Defeat of China at the hands of the joint Indo-British army culminated in China bowing to the demands of Sassoon and giving him exclusive rights to drug an entire nation! David Sassoon and his sons came to be known as "The Rothschild’s of The Far East," for their complete monopoly over the opium trade.
The Second Opium War resulted in a new "Peace Treaty" of Oct.25, 1860 which boosted the Opium trade from India by the Sassoon’s. In 1864 alone the Sassoon’s imported 58,681 chests of opium and by 1880 it had skyrocketed to 105,508 chests making the Sassoon’s the richest Jews in the world! The Sassoon’seven began licensing opium dens in each British occupied area with large fees being collected by their Jewish agents. Sassoon would not allow any other race to engage in what he called “the Jews’ business." The Opium trade from India, spearheaded by David Sassoon completely ruined China.

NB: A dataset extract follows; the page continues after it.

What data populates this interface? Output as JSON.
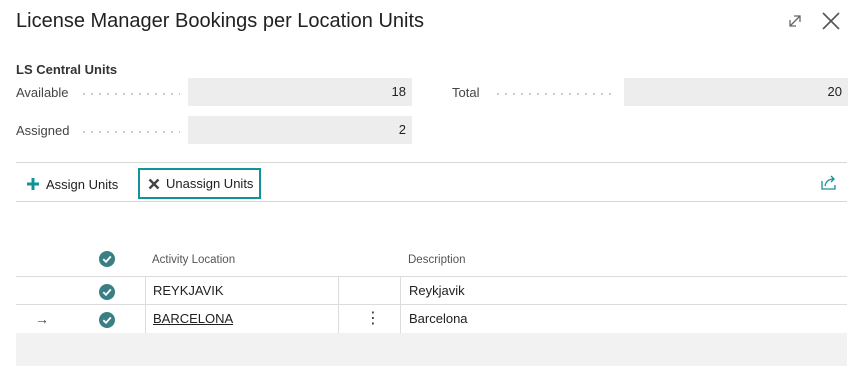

Our Army, Navy and Traders are fully capable of re-enacting the same dynamism asof their ancestors and inflicting crippling damage to the Chinese economy. The Government needs to seriously think of setting up a Far East Indian Naval Fleet to be based in the South China Sea, which move will keep the Chinese on tenterhooks. Any Indo-China conflict in the Himalayas should reverberate in the South China Sea also.

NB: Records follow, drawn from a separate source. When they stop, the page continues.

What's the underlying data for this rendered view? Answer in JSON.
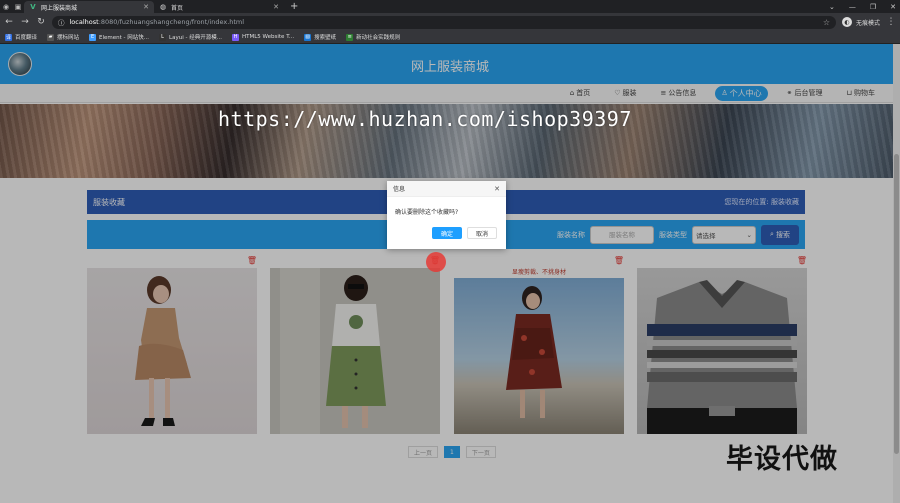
{
  "browser": {
    "tabs": [
      {
        "title": "网上服装商城",
        "active": true
      },
      {
        "title": "首页",
        "active": false
      }
    ],
    "url_host": "localhost",
    "url_path": ":8080/fuzhuangshangcheng/front/index.html",
    "profile_label": "无痕模式",
    "bookmarks": [
      "百度翻译",
      "摆标网站",
      "Element - 网站快...",
      "Layui - 经典开源模...",
      "HTML5 Website T...",
      "搜索壁纸",
      "新动社会实践规则"
    ]
  },
  "site": {
    "title": "网上服装商城",
    "nav": [
      {
        "label": "首页",
        "icon": "home-icon",
        "glyph": "⌂",
        "active": false
      },
      {
        "label": "服装",
        "icon": "shirt-icon",
        "glyph": "♡",
        "active": false
      },
      {
        "label": "公告信息",
        "icon": "list-icon",
        "glyph": "≡",
        "active": false
      },
      {
        "label": "个人中心",
        "icon": "user-icon",
        "glyph": "♙",
        "active": true
      },
      {
        "label": "后台管理",
        "icon": "link-icon",
        "glyph": "⚭",
        "active": false
      },
      {
        "label": "购物车",
        "icon": "cart-icon",
        "glyph": "⊔",
        "active": false
      }
    ],
    "watermark": "https://www.huzhan.com/ishop39397",
    "section_title": "服装收藏",
    "location_label": "您现在的位置:",
    "location_value": "服装收藏",
    "search": {
      "name_label": "服装名称",
      "name_placeholder": "服装名称",
      "type_label": "服装类型",
      "type_value": "请选择",
      "button_label": "搜索"
    },
    "cards": [
      {
        "art": "p1",
        "caption": ""
      },
      {
        "art": "p2",
        "caption": ""
      },
      {
        "art": "p3",
        "caption": "显瘦剪裁、不挑身材"
      },
      {
        "art": "p4",
        "caption": ""
      }
    ],
    "pager": {
      "prev": "上一页",
      "current": "1",
      "next": "下一页"
    },
    "dialog": {
      "title": "信息",
      "message": "确认要删除这个收藏吗?",
      "ok": "确定",
      "cancel": "取消"
    },
    "promo": "毕设代做"
  },
  "colors": {
    "header": "#2aa6f3",
    "breadcrumb": "#2e5db7",
    "delete": "#e53935",
    "dialog_ok": "#1e9fff"
  }
}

That apart, India’s Agni-IV and V missiles, can hit locations anywhere in China, including the Port of Shanghai, the largest and busiest seaport in the world.

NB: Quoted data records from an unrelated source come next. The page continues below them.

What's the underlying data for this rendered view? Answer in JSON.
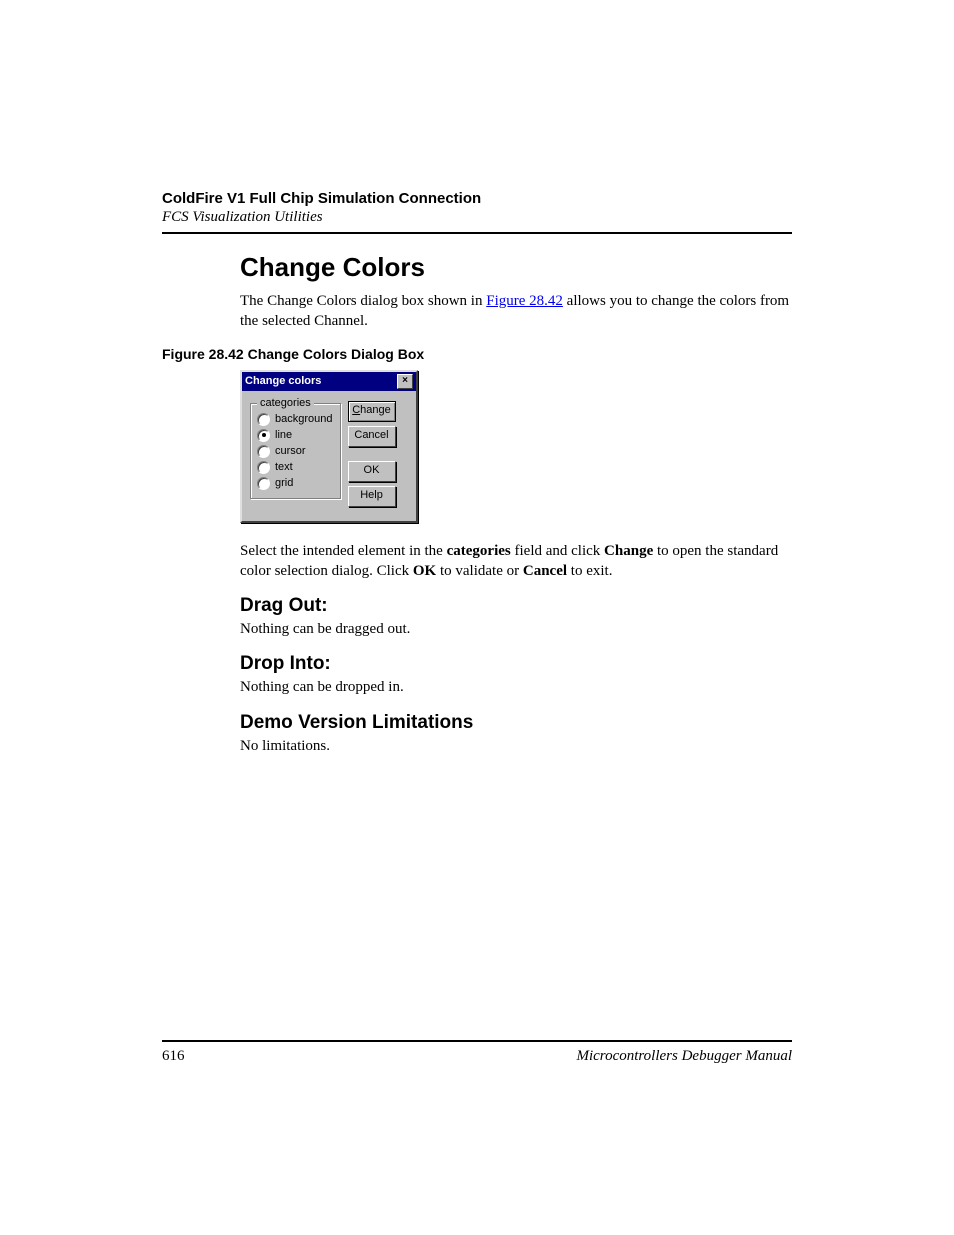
{
  "header": {
    "title": "ColdFire V1 Full Chip Simulation Connection",
    "subtitle": "FCS Visualization Utilities"
  },
  "section": {
    "heading": "Change Colors",
    "intro_pre": "The Change Colors dialog box shown in ",
    "intro_link": "Figure 28.42",
    "intro_post": " allows you to change the colors from the selected Channel."
  },
  "figure": {
    "caption": "Figure 28.42  Change Colors Dialog Box"
  },
  "dialog": {
    "title": "Change colors",
    "group_label": "categories",
    "options": {
      "background": "background",
      "line": "line",
      "cursor": "cursor",
      "text": "text",
      "grid": "grid"
    },
    "buttons": {
      "change_prefix": "C",
      "change_rest": "hange",
      "cancel": "Cancel",
      "ok": "OK",
      "help": "Help"
    }
  },
  "instruction": {
    "p1": "Select the intended element in the ",
    "b1": "categories",
    "p2": " field and click ",
    "b2": "Change",
    "p3": " to open the standard color selection dialog. Click ",
    "b3": "OK",
    "p4": " to validate or ",
    "b4": "Cancel",
    "p5": " to exit."
  },
  "dragout": {
    "heading": "Drag Out:",
    "body": "Nothing can be dragged out."
  },
  "dropinto": {
    "heading": "Drop Into:",
    "body": "Nothing can be dropped in."
  },
  "demo": {
    "heading": "Demo Version Limitations",
    "body": "No limitations."
  },
  "footer": {
    "page": "616",
    "manual": "Microcontrollers Debugger Manual"
  }
}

Any Chinese misadventure in the Himalayas will be a costly gamble. No doubt, both countries will be affected if ever a conflagration breaks out. Neither side will be desirous of having a missile chat!
Part 1: THE ANGRY HIMALAYAS - String of pearls vs Garland of Opium
Part 2: The Angry Himalayas-Part II: Tibet Needs a Warrior - Monk or Dob-dobs
Part 3: The Angry Himalayas Part III: Opium Wars - How China Lost Vladivostok to Russia
Part 4: The Angry Himalayas - Part IV: Is It time for Opium War III?
Part 5: The Angry Himalayas: The Incredible Story of ‘Looty’ the Pekinese Toy - Dog
Part 6: The Angry Himalayas – Part VI: Eight Nation Alliance Crushes China in 1900
Part 7: The Angry Himalayas-Part 7: Will Modi make Xi’s ’China Dream’ into a ‘China Nightmare’?
Part 8: The Angry Himalayas Part-VIII: Proliferating Chinatowns - Threat to Global Security
Part 9: The Angry Himalayas- Part IX: Seismological Armageddon in the Making
Dr. G. Shreekumar Menon IRS (Rtd) Ph.D: Former Director General of National Academy of Customs Indirect Taxes and Narcotics & Multi-Disciplinary School Of Economic Intelligence India; Fellow, James Martin Centre For Non Proliferation Studies, USA; Fellow, Centre for International Trade & Security, University of Georgia, USA; Public Administration, Maxwell School of Public Administration, Syracuse University, U.S.A.; AOTS Scholar, Japan. He can be contacted at email@example.com
Dr. Menon’s sobservations are meticulous, and clearly a lot of research effort has gone in to produce such a first-rate set of brief and highly readable articles. The author’s slucid writing makes for a comfortable read for both the curious lay person as well as for the proficient strategist. The article series cannot stress the importance of studying history enough. It combines robust history lessons, economics, geopolitics, and persuasive logic in simple language.